Keywords:Aurora, Airglow, Optical instrument, Ionosphere, Thermosphere, High latitude

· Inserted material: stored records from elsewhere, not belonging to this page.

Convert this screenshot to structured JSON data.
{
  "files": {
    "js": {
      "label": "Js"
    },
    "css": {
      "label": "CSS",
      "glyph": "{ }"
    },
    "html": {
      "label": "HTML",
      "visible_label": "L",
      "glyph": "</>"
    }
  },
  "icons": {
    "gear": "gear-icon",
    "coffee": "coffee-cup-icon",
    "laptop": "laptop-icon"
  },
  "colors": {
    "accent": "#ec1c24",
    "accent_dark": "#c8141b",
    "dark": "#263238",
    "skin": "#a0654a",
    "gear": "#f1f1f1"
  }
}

Institute for Space-Earth Environmental Research (ISEE) has been operating various kinds of optical instruments for more than 15 years at the Tromsø European Incoherent Scatter (EISCAT) radar site in Norway (Geographic: 69.6N, 19.2E, Geomagnetic: 66.7N, 102.2E, L=6.4), which is one of the state-of-art observatories at high latitudes. In January 2009, we began operation of a Fabry-Perot interferometer (FPI) and an all-sky type cooled CCD camera (ASC) at dark nights of the winter months (from middle of September to early April in most years). The FPI (#01 of the Optical Mesosphere Thermosphere Imagers (OMTIs)) measures airglow and aurora by rotationally changing optical wavelengths of 557.7 and 630.0 nm for most of the nights in order to derive the thermospheric wind and temperature. Four cardinal points with zenith angle of 45 or 15 and the geographic vertical (i.e. five directions) are measured sequentially. The combination of data from the four cardinal positions provides the horizontal components of the neutral wind velocity. The all-sky camera (camera #12 of OMTIs) includes a filter wheel used to select one of the six optical filters (channel 1: 557.7 nm, channel 2: 630.0 nm, channel 3: OH band (720 ∼ 1000 nm), channel 4: 589.3 nm, channel 5: 572.5 nm, and channel 6: 732.0 nm). While the exposure time for FPI and ASC measurements is tuned as good for individual scientific objectives, in the case of FPI typical values are 1 minute or 15 seconds for airglow and auroral measurements, respectively, and in the case of ASC those are about 30 and 10 seconds for the individual targets, respectively. However, shorter exposure times have been applied for measuring fine structures of aurora. Other optical instruments such as photometer, digital camera, and all-sky camera (486.1 nm) are collocated with the OMTI FPI and ASC. Data from these instruments have been provided to national and international researching activities. For example, the FPI was operated together with the EISCAT radars as a key diagnostic instrument for providing thermospheric parameters during periods of geomagnetic disturbances. Integrated studies of the FPI-measured wind and the EISCAT-measured ionospheric parameters (including full vector of the electric field) improve our understanding of the energy dissipation and momentum transfer processes and of polar ionospheric/thermospheric responses to the solar-wind change. Effects of energetic electron precipitation (EEP) on the atmosphere are also analyzed using data from our optical instruments and EISCAT radars. This topic is proceeded under collaboration with Chemical Aeronomy in the Mesosphere and Ozone in the Stratosphere (CHAMOS) group. Sodankylä Ion Chemistry (SIC) model, which is used in the group, is a powerful tool for estimating atmospheric responses to EEP, in particular variations in the atmospheric minor components such as NOx, HOx, and O3. Ionospheric and atmospheric variations associated with EEP will be one of the important scientific objectives in the ERG project. This presentation will make a brief introduction of a few results from the national/international join studies.